Klosterman seems at a Joe Sacco-like crossroads. Does he continue to write about rock â??n' roll and low culture? Should he pursue more "adult" topics like war, disease and bitter, bitter failure? Dinosaur feels like an argument for the latter. While his musical observations are compelling when coupled with more "real world" goals -- like on the Cobain/Koresh essay -- some of Klosterman's thoughts seem too tired and uneventful in comparison to his more socio-political material. On "T Is for True," he discusses irony, literalism and honesty as they apply to Weezer frontman Rivers Cuomo, political figure Ralph Nader and filmmaker Werner Herzog. The Nader portion is insightful; the Cuomo section less so. The essay examines a guy who may or may not have contributed to the rise of the Bush administration (which is stirring), as well as the guy who wrote Make Believe (which I would rather forget). While Klosterman takes an original stance on explaining Weezer and its fans post-Pinkerton (Cuomo has always written explicitly about himself. Pinkerton is just the point where he and his fans' interests overlapped), the topic still feels rehashed, in that every Weezer release stirs up yet another conversation about how the band was better with Matt Sharp involved. And while I appreciate Klosterman's unique approach to the topic, there's still a part of me that resents people who argue that Weezer has released an album this decade on par with its '90s material. In a world where Jason Todd and Bucky can come back to life, a man has to believe in something, dammit, even if it means believing that Weezer will never be good again (but...but the "Red Album" was funny in spots...!). Keep "We Are All on Drugs" to yourself, pal, and pass the "You Gave Your Love to Me Softly," please.
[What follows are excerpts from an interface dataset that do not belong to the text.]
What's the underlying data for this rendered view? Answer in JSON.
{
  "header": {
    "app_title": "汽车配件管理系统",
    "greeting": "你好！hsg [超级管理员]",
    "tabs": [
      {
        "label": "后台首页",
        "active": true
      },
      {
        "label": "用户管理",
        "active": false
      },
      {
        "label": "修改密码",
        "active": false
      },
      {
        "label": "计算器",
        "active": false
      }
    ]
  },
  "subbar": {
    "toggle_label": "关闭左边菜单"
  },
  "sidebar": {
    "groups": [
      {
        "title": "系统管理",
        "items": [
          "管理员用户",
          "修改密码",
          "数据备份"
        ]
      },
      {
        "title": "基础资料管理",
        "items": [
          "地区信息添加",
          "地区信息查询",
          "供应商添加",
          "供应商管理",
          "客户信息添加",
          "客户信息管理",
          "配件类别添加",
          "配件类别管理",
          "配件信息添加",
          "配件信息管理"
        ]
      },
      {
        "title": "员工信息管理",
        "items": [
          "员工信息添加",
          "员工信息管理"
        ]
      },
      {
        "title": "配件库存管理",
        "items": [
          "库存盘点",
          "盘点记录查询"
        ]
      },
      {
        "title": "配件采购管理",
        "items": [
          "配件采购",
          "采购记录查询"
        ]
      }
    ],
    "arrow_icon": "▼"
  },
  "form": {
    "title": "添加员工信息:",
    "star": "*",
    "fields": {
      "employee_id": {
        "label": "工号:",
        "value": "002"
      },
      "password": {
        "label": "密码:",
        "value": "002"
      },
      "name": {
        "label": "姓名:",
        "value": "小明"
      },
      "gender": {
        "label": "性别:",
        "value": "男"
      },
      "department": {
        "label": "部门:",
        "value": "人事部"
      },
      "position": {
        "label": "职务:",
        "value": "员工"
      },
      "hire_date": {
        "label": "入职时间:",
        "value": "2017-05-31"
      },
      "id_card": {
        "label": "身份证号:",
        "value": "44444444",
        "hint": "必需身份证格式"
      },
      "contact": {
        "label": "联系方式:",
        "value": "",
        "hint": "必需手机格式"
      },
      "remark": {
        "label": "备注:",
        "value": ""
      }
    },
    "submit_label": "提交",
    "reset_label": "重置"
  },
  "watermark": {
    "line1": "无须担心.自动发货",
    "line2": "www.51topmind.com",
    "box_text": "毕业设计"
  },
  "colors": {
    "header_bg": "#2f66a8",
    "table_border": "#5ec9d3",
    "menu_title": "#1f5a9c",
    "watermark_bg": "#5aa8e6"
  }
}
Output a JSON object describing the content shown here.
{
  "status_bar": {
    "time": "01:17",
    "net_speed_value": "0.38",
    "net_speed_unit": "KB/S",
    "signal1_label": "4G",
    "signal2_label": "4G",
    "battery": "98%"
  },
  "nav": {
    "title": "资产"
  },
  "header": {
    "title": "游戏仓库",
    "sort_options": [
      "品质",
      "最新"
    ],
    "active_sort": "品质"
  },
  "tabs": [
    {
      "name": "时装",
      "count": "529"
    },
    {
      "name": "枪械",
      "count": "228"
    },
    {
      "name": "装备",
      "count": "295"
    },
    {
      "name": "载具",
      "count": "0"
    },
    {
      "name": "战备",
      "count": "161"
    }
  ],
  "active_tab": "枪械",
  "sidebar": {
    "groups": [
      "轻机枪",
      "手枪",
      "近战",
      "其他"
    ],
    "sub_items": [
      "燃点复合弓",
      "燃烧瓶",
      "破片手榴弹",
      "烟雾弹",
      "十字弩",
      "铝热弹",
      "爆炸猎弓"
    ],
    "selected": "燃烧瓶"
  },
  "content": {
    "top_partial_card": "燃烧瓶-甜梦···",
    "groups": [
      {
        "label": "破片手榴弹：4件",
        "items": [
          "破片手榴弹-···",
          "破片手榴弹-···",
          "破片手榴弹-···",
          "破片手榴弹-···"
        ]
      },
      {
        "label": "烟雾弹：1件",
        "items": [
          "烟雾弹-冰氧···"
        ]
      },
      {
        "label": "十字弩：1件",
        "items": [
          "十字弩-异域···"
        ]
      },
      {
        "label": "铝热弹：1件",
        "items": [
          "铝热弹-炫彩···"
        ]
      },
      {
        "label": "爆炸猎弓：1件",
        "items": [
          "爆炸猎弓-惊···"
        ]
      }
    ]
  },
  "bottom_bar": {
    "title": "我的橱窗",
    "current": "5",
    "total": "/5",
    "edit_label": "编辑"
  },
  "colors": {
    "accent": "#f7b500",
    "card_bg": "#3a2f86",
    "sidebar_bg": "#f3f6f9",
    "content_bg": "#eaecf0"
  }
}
But I could never call anything Klosterman writes in this or any of his other books disappointing. He's still the premier scribe of the aughts, as far I'm concerned, and I will continue to follow him, taking in his every witticism. Still, there is this slight feeling of fatigue in reading Dinosaur, the thought that maybe Klosterman is getting sick of all this nonsense. In truth, every book he's done since Cocoa Puffs has attempted to distance itself from that work in some way. Killing Yourself to Live was too concerned with mortality and fidelity to be taken lightly, IV was a clearinghouse collection and not a true continuation, and Downtown Owl, Klosterman's first novel, was another rumination on death (and his home state North Dakota). While Dinosaur is the closest Klosterman has come to mimicking Cocoa Puffs, it also works best when it takes on fresh, more adult topics. Also, sports, oddly enough. "What We Talk About When We Talk About Ralph Sampson" allowed me to have quite a meaningful five-second conversation with my father about basketball.